Fishing, to me, is worth losing a little sleep over. This week I sacrificed my slumber for the opportunity to fish several times. I am often reminded of how fortunate I am to live on this Island. The abundant resources that surround our food ecosystem are amazing. I have been in the food business, in several capacities, for most of my life. I have never felt so close to what I eat, what I prepare, and what I serve as I do here on Martha’s Vineyard.
As my passion to understand cultivating and gathering the ingredients I use in my cooking grew, my interest in fishing slowly turned into a near obsession. I find myself attracted to things that you can never perfect, things that keep you learning, and keep you guessing at times. It is also a good excuse for me to get out of the kitchen, and get outside.
My friend Phil Levesque invited me out on his boat with his neighbor to do some black bass fishing. We headed out into some thick fog in the early morning; though it cleared a bit several times, it was pea soup most of the day. We were able to catch some beautiful sea bass rather quickly, and decided to set our sights on some bluefish. We traveled a large swath of the northeast side of the Island, even getting around to the south side for a bit. Striped bass were everywhere. We had a hard time fishing for bluefish, because no matter what we used, we were catching stripers. From trolling deep divers to casting metal, we consistently hooked up all morning. It was an absolute blast to be back out on a boat fishing after several months fishing from shore.
Early Sunday morning, after a busy week and weekend, I had the opportunity to head out with Jamie Golden, a contributor to On the Water magazine. Jamie was another reminder to me of just how lucky those of us who live here are. He lives in Hopkinton, and regularly drives over an hour to fish the Cape Cod Canal, and visits the Island when he can.
Last summer, I did a series of pop-up dinners at Lambert’s Cove Inn. John Cain, the owner of the property, invited me to his event Relentless MV this weekend, which included an experience. It just so happened that one of the experiences was going fishing with Jamie. He spent his morning on Saturday with a group from the event. They had a range of experiences, but were for the most part novices. We were both glad that it turned out to be just the two of us that day. We headed down to the south side and set up on the shore. It was a leisurely morning, and the tides were not in our favor, but we had the time and decided to make it work. After a couple of hours, I landed a few bluefish, and Jamie hooked up with a couple of striped bass, one of which was promisingly large. We are all looking forward to the bigger bass arriving. According to On the Water’s migration map, a large number of 30-pound fish are as close as Buzzards Bay, with more heading north up the coast from Connecticut, and larger fish trailing behind them.

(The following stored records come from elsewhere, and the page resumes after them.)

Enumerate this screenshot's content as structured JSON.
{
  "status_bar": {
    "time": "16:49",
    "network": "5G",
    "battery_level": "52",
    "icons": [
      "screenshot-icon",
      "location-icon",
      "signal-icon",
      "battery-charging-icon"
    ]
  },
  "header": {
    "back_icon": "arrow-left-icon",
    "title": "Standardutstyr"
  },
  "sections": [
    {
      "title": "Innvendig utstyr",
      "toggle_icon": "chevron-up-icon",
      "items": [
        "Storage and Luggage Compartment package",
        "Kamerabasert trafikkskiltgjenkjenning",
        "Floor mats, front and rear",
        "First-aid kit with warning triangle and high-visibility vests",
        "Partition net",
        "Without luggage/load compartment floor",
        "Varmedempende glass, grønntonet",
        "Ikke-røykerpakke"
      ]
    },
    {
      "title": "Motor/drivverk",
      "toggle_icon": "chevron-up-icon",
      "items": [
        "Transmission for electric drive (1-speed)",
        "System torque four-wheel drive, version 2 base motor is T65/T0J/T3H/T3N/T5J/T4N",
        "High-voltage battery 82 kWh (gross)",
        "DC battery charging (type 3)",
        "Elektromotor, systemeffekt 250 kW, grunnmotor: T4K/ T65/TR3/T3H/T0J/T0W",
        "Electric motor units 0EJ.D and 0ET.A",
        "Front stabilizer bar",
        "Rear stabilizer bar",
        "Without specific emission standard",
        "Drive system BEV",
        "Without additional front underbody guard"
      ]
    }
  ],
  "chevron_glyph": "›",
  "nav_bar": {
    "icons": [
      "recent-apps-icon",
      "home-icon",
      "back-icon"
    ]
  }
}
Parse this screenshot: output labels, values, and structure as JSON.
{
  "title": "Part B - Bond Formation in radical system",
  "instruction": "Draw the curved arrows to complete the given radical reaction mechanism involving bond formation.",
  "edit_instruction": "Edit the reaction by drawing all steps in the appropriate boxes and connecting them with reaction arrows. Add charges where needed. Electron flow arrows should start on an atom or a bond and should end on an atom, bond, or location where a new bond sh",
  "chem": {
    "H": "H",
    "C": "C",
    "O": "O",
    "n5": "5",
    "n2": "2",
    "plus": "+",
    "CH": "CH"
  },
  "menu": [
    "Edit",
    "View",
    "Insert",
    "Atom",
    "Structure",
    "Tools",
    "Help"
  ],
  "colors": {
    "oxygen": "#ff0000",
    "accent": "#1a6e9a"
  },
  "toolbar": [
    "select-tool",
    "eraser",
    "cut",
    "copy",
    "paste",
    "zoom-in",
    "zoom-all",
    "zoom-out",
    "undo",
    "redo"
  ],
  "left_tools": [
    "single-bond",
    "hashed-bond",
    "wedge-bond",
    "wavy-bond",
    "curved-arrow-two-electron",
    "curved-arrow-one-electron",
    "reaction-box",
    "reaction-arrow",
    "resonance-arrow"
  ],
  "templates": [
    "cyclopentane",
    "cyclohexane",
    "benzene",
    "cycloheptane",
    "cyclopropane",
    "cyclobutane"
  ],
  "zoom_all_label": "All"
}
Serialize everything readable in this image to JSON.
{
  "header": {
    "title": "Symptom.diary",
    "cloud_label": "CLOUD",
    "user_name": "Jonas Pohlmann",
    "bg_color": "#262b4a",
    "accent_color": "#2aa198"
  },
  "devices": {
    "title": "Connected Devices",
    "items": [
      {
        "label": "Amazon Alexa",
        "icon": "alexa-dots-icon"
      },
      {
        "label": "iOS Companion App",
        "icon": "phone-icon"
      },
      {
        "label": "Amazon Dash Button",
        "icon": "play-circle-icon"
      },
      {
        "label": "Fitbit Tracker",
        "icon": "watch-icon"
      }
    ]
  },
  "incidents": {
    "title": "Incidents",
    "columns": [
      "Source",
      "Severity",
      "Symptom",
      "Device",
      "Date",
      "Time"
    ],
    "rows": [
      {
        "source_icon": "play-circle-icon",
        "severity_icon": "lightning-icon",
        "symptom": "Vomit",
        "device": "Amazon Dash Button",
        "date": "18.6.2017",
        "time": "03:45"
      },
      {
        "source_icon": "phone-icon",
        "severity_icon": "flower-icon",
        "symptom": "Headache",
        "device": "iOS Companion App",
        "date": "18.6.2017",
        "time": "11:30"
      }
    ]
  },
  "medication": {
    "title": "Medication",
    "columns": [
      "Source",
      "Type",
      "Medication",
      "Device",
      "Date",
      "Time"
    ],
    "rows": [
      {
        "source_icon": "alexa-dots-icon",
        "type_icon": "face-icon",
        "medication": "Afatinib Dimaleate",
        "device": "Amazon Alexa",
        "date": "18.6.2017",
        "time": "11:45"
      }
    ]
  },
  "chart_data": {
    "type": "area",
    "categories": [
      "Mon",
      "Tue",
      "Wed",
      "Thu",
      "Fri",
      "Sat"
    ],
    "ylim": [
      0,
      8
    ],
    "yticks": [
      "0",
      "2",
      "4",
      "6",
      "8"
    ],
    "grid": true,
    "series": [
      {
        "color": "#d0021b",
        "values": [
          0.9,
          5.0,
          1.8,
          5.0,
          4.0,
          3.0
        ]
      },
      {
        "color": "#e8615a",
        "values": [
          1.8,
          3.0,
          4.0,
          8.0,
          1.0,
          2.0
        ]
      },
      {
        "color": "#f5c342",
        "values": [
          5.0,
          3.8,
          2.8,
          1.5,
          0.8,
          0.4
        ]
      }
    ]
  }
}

Stephen Morris at Dick’s Bait and Tackle said the bluefish are not only being caught on the south side, they have been making appearances at State Beach, though the numbers are not as impressive as in previous years. He echoed my experience, saying that there are an incredible number of smaller striped bass around, which is very promising. He also mentioned that one of his customers caught the first weakfish of the season that he knew of.
If you are a fly fisherman, don’t forget to sign up for the Rod and Gun club’s annual catch-and-release fly fishing tournament June 8 and 9. Registration is available online, at local tackle shops, and the day of the event at the Edgartown School from noon to 3 pm.
Gavin Smith began fishing when he moved to Martha’s Vineyard in 2014. He is a self-admitted novice, but a truly avid one, eager to learn and share as much as he can. Gavin is a private chef and passionate foodie who appreciates the bounty that Vineyard waters provide, and likes nothing more than sharing his passion with his clients. He is a regular contributor to the Fishing Report.